Finally, cultural assets are aimed at the charitable activities carried out by the ecclesial community. This is highlighted for example in the Passio of the Roman martyr Lorenzo, where it is said that he "had the order to deliver the treasures of the Church, showed the tyrant, making fun of it, the poor, who had nourished and dressed with the goods. data in alms "(Martyrologium Romanum, editio altera, Typis Vaticanis 2004, 444). And sacred iconography has often interpreted this tradition by showing Saint Lawrence in the act of selling the precious furnishings of the cult and distributing the proceeds to the poor. This constitutes a constant ecclesial teaching which, while inculcating the duty of protection and conservation of the Church's goods, and in particular of cultural heritage, declares that they do not have an absolute value, but in case of necessity they must serve the greater good of being human and especially at the service of the poor.
Well therefore opportunely in these days your Conference is placed. The observation that many churches, until a few years ago necessary, now no longer, due to the lack of faithful and clergy, or a different distribution of population in cities and rural areas, should be welcomed in the Church not with anxiety, but as a sign of the times that invites us to reflection and requires us to adapt. It is what in some way affirms the Apostolic Exhortation Evangelii gaudium when, claiming the superiority of time on space, declares that "giving priority to time means taking care of starting processes rather than possessing spaces. Time orders spaces, illuminates them and transforms them into rings of a constantly growing chain, without reverse gear "(No. 223).

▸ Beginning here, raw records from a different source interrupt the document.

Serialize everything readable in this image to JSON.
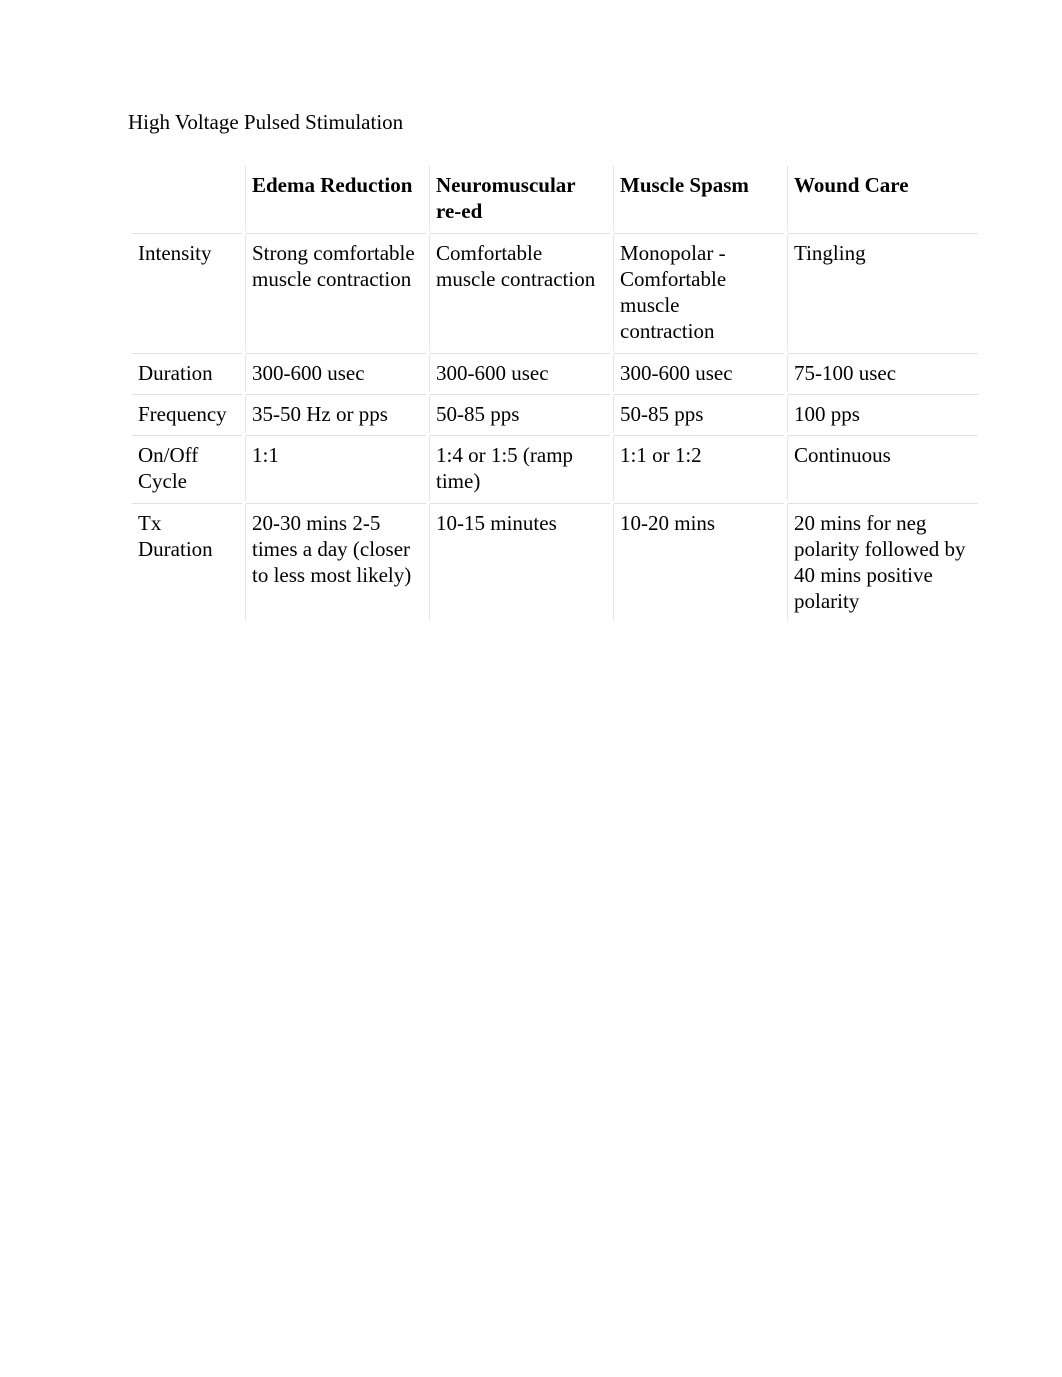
{
  "title": "High Voltage Pulsed Stimulation",
  "columns": [
    "",
    "Edema Reduction",
    "Neuromuscular re-ed",
    "Muscle Spasm",
    "Wound Care"
  ],
  "rows": [
    {
      "label": "Intensity",
      "cells": [
        "Strong comfortable muscle contraction",
        "Comfortable muscle contraction",
        "Monopolar - Comfortable muscle contraction",
        "Tingling"
      ]
    },
    {
      "label": "Duration",
      "cells": [
        "300-600 usec",
        "300-600 usec",
        "300-600 usec",
        "75-100 usec"
      ]
    },
    {
      "label": "Frequency",
      "cells": [
        "35-50 Hz or pps",
        "50-85 pps",
        "50-85 pps",
        "100 pps"
      ]
    },
    {
      "label": "On/Off Cycle",
      "cells": [
        "1:1",
        "1:4 or 1:5 (ramp time)",
        "1:1 or 1:2",
        "Continuous"
      ]
    },
    {
      "label": "Tx Duration",
      "cells": [
        "20-30 mins 2-5 times a day (closer to less most likely)",
        "10-15 minutes",
        "10-20 mins",
        "20 mins for neg polarity followed by 40 mins positive polarity"
      ]
    }
  ]
}
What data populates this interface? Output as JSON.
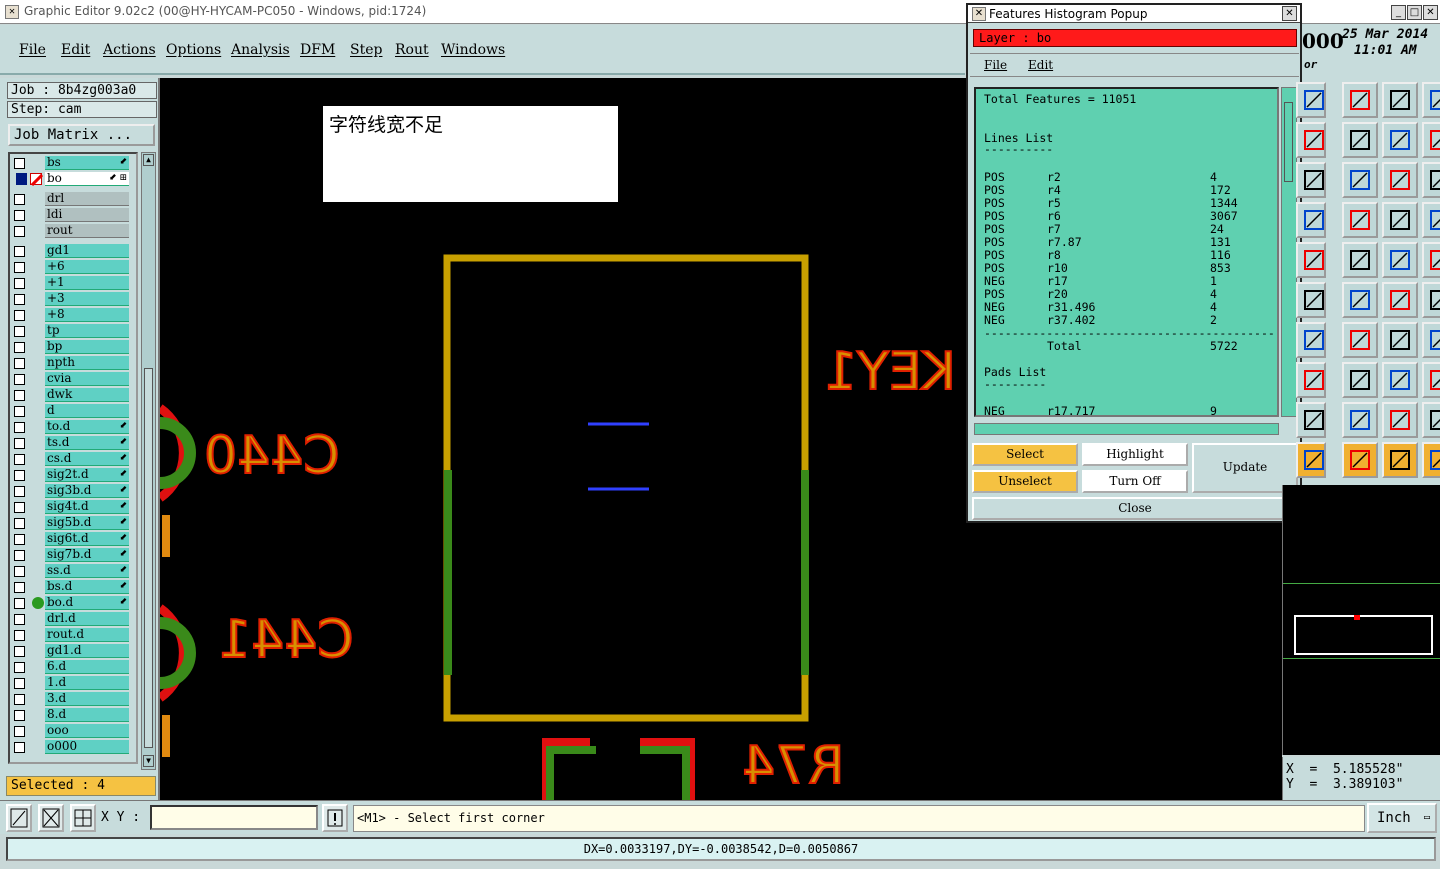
{
  "window": {
    "title": "Graphic Editor 9.02c2 (00@HY-HYCAM-PC050 - Windows, pid:1724)",
    "date_partial": "000",
    "date": "25 Mar 2014",
    "time": "11:01 AM",
    "or_label": "or"
  },
  "menu": [
    "File",
    "Edit",
    "Actions",
    "Options",
    "Analysis",
    "DFM",
    "Step",
    "Rout",
    "Windows"
  ],
  "job": {
    "job_label": "Job : 8b4zg003a0",
    "step_label": "Step: cam",
    "matrix_button": "Job Matrix ..."
  },
  "layers": [
    {
      "name": "bs",
      "mark": "⬋"
    },
    {
      "name": "bo",
      "mark": "⬋ ⊞",
      "selected": true
    },
    {
      "name": "drl",
      "grey": true
    },
    {
      "name": "ldi",
      "grey": true
    },
    {
      "name": "rout",
      "grey": true
    },
    {
      "name": "gd1"
    },
    {
      "name": "+6"
    },
    {
      "name": "+1"
    },
    {
      "name": "+3"
    },
    {
      "name": "+8"
    },
    {
      "name": "tp"
    },
    {
      "name": "bp"
    },
    {
      "name": "npth"
    },
    {
      "name": "cvia"
    },
    {
      "name": "dwk"
    },
    {
      "name": "d"
    },
    {
      "name": "to.d",
      "mark": "⬋"
    },
    {
      "name": "ts.d",
      "mark": "⬋"
    },
    {
      "name": "cs.d",
      "mark": "⬋"
    },
    {
      "name": "sig2t.d",
      "mark": "⬋"
    },
    {
      "name": "sig3b.d",
      "mark": "⬋"
    },
    {
      "name": "sig4t.d",
      "mark": "⬋"
    },
    {
      "name": "sig5b.d",
      "mark": "⬋"
    },
    {
      "name": "sig6t.d",
      "mark": "⬋"
    },
    {
      "name": "sig7b.d",
      "mark": "⬋"
    },
    {
      "name": "ss.d",
      "mark": "⬋"
    },
    {
      "name": "bs.d",
      "mark": "⬋"
    },
    {
      "name": "bo.d",
      "mark": "⬋"
    },
    {
      "name": "drl.d"
    },
    {
      "name": "rout.d"
    },
    {
      "name": "gd1.d"
    },
    {
      "name": "6.d"
    },
    {
      "name": "1.d"
    },
    {
      "name": "3.d"
    },
    {
      "name": "8.d"
    },
    {
      "name": "ooo"
    },
    {
      "name": "o000"
    }
  ],
  "selected_text": "Selected : 4",
  "canvas": {
    "note": "字符线宽不足",
    "labels": {
      "c440": "C440",
      "c441": "C441",
      "key1": "KEY1",
      "r74": "R74"
    }
  },
  "bottom": {
    "xy_label": "X Y :",
    "prompt": "<M1> - Select first corner",
    "unit": "Inch",
    "status": "DX=0.0033197,DY=-0.0038542,D=0.0050867"
  },
  "coords": {
    "x": "X  =  5.185528\"",
    "y": "Y  =  3.389103\""
  },
  "popup": {
    "title": "Features Histogram Popup",
    "layer": "Layer :  bo",
    "menu": [
      "File",
      "Edit"
    ],
    "total": "Total Features = 11051",
    "lines_header": "Lines List",
    "underline": "----------",
    "lines": [
      {
        "pol": "POS",
        "sym": "r2",
        "count": "4"
      },
      {
        "pol": "POS",
        "sym": "r4",
        "count": "172"
      },
      {
        "pol": "POS",
        "sym": "r5",
        "count": "1344"
      },
      {
        "pol": "POS",
        "sym": "r6",
        "count": "3067"
      },
      {
        "pol": "POS",
        "sym": "r7",
        "count": "24"
      },
      {
        "pol": "POS",
        "sym": "r7.87",
        "count": "131"
      },
      {
        "pol": "POS",
        "sym": "r8",
        "count": "116"
      },
      {
        "pol": "POS",
        "sym": "r10",
        "count": "853"
      },
      {
        "pol": "NEG",
        "sym": "r17",
        "count": "1"
      },
      {
        "pol": "POS",
        "sym": "r20",
        "count": "4"
      },
      {
        "pol": "NEG",
        "sym": "r31.496",
        "count": "4"
      },
      {
        "pol": "NEG",
        "sym": "r37.402",
        "count": "2"
      }
    ],
    "separator": "------------------------------------------",
    "total_label": "Total",
    "total_value": "5722",
    "pads_header": "Pads List",
    "pads_underline": "---------",
    "pads": [
      {
        "pol": "NEG",
        "sym": "r17.717",
        "count": "9"
      }
    ],
    "buttons": {
      "select": "Select",
      "highlight": "Highlight",
      "update": "Update",
      "unselect": "Unselect",
      "turnoff": "Turn Off",
      "close": "Close"
    }
  }
}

This reflection, initiated a long time on the technical level in the academic and professional, has already been addressed by some episcopates. The contribution of the present conference is certainly to make people perceive the breadth of the problems, but also to share virtuous experiences, thanks to the presence of the delegates of the Episcopal Conferences of Europe and some countries of North America and Oceania.

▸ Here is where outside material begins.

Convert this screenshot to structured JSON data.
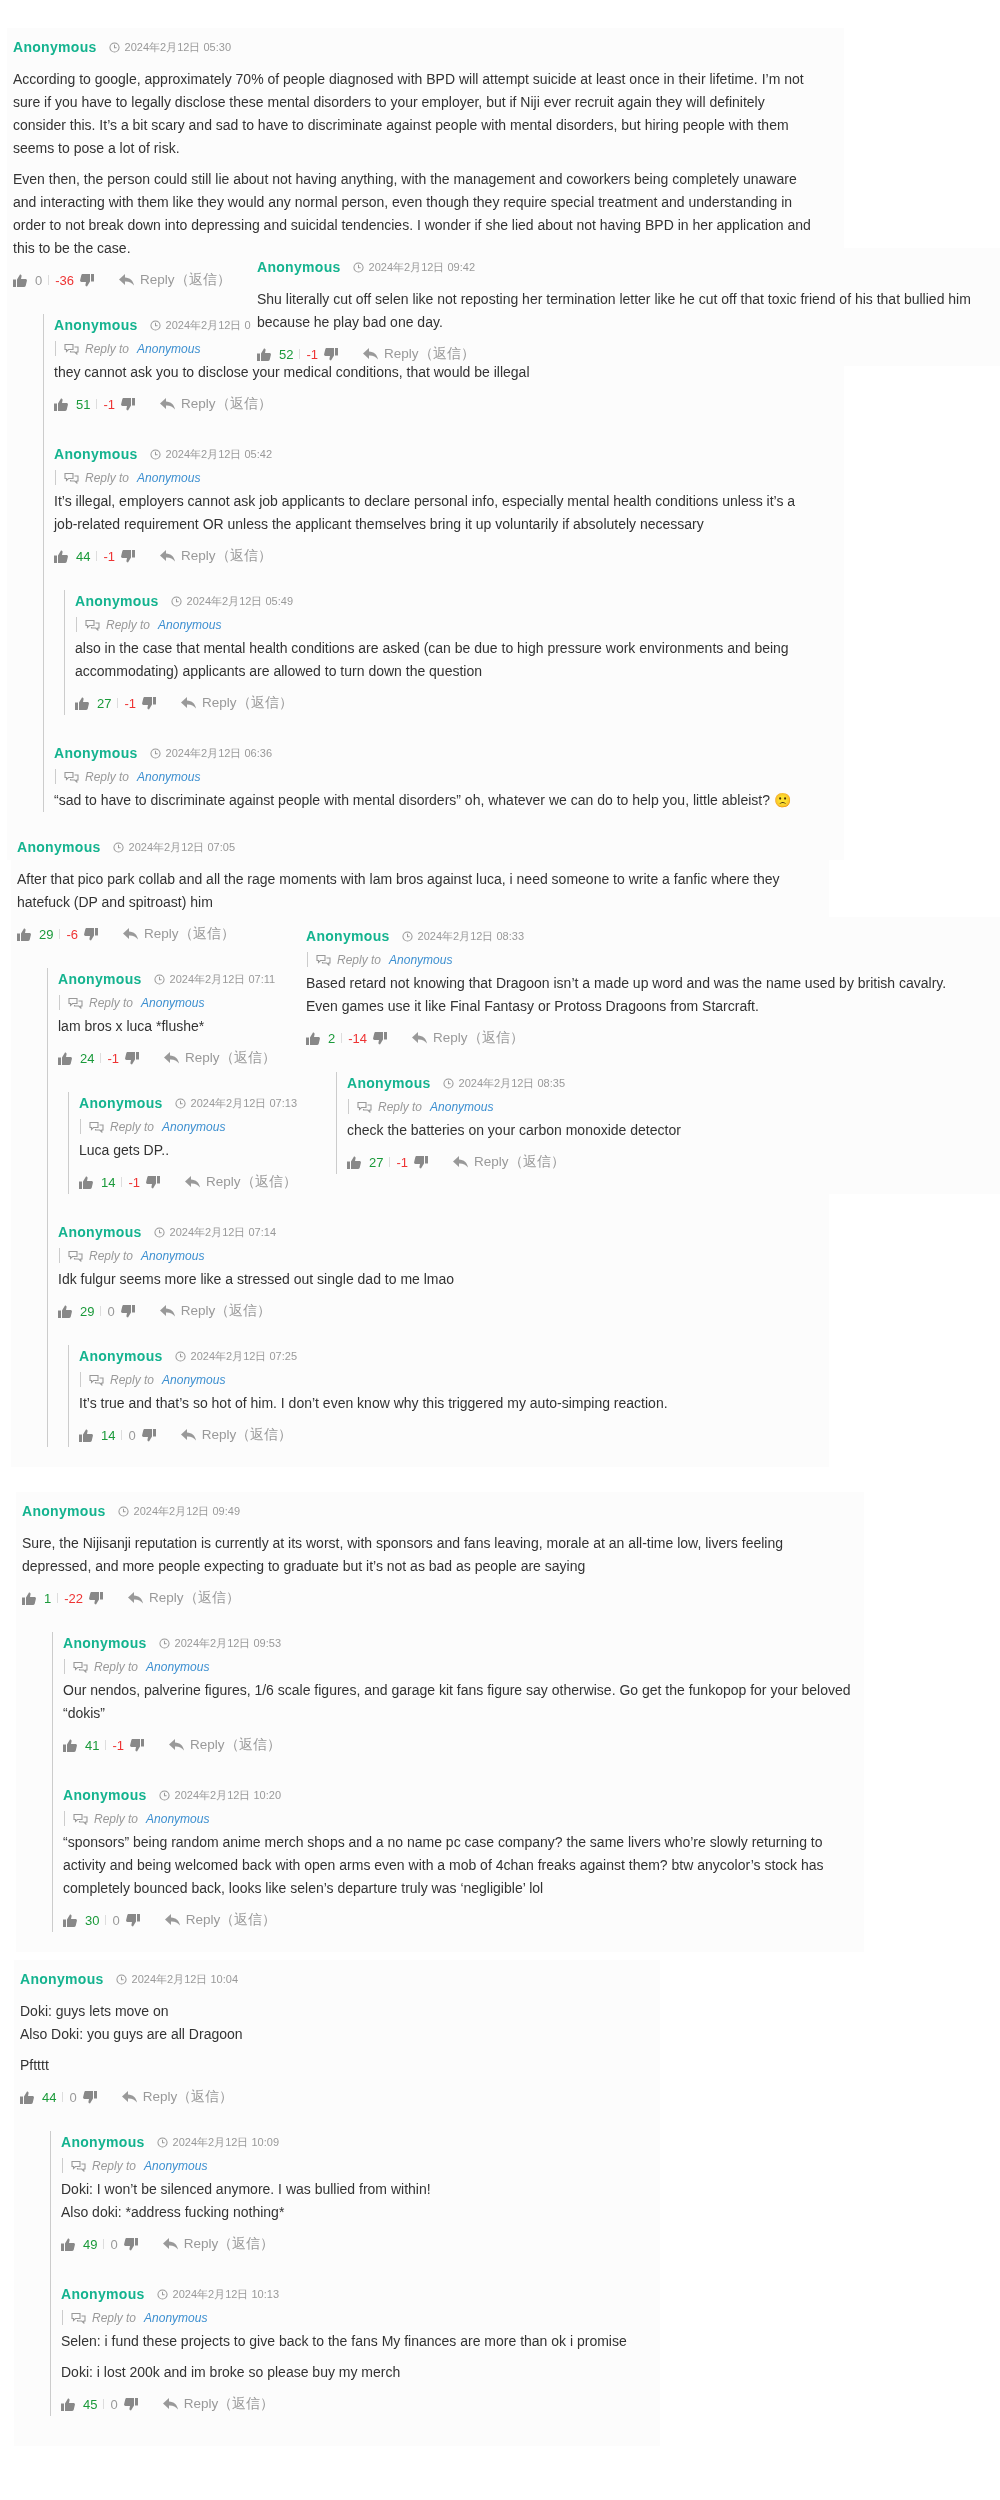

The conference will certainly give suggestions and indicate lines of action, but the concrete and ultimate choices will be given to the Bishops. I warmly recommend to them that every decision is the result of a vocal reflection conducted within the Christian community and in dialogue with the civil community. Disposal should not be the first and only solution to think about, nor ever be carried out with a scandal of the faithful. Should it be necessary, it should be inserted in time in the ordinary pastoral planning, be preceded by adequate information and be shared as much as possible.
In the First Book of the Maccabees we read that, once Jerusalem was liberated and the temple defiled by the pagans restored, the liberators, having to decide the fate of the stones of the old demolished altar, preferred to put them aside "until a prophet appeared to decide them" (4.46). Even the building of a church or its new destination are not operations that can only be treated technically or economically, but must be evaluated according to the spirit of the prophecy: through them, in fact, passes the testimony of the faith of the Church, which welcomes and enhances the presence of his Lord in history.
In looking forward to the best outcome of the Convention, I cordially impart to you, dear Brother, the collaborators, the speakers and all the participants the Apostolic Blessing.
From the Vatican, 29 November 2018